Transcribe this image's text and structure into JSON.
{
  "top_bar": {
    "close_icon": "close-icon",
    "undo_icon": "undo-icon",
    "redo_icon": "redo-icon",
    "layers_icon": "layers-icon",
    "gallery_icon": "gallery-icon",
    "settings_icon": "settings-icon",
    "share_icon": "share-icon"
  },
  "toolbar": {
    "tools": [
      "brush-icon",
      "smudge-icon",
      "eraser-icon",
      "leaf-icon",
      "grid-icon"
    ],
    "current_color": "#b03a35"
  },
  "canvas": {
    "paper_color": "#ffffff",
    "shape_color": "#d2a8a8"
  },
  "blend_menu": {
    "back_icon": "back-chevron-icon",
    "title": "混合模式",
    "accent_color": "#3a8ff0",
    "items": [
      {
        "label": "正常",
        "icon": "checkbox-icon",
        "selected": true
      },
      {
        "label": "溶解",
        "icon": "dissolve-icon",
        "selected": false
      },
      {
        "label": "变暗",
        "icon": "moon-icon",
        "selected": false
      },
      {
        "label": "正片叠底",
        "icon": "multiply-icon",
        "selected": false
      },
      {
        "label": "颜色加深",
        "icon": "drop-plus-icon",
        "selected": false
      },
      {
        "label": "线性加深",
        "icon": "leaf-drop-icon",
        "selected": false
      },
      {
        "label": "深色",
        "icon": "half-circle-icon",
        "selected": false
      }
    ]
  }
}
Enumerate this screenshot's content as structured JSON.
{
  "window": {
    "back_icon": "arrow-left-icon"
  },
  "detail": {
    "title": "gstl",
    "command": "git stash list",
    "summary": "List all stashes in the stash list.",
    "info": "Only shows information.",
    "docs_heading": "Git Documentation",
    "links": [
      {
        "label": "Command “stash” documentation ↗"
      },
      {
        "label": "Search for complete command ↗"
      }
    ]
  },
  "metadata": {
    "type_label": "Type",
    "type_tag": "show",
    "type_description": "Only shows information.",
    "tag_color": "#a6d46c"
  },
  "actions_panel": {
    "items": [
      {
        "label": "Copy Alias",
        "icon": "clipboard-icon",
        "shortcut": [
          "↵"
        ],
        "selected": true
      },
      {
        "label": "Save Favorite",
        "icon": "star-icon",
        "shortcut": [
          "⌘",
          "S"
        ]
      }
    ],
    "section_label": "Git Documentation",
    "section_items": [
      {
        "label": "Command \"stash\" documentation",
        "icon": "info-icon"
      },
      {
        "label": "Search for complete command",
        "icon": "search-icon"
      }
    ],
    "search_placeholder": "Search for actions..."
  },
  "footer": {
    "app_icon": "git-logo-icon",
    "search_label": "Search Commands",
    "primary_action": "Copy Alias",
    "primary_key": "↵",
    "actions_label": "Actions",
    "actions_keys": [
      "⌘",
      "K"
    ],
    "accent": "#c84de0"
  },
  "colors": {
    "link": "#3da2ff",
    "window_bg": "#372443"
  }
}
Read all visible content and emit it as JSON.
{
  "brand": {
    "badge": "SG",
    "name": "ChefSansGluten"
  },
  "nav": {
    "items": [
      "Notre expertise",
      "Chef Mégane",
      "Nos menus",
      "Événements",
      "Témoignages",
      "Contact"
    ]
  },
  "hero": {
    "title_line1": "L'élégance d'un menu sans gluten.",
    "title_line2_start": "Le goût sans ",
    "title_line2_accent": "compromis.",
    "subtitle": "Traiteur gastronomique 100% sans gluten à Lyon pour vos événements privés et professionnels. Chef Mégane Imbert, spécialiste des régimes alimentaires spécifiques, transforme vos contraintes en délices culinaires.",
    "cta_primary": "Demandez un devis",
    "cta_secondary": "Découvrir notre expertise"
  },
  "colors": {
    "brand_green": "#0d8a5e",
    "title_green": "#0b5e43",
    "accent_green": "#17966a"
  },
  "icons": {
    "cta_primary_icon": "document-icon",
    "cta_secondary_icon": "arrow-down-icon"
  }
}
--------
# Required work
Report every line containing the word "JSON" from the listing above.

# Task output
Transcribe this image's text and structure into JSON.
Enumerate this screenshot's content as structured JSON.
Read all visible content and emit it as JSON.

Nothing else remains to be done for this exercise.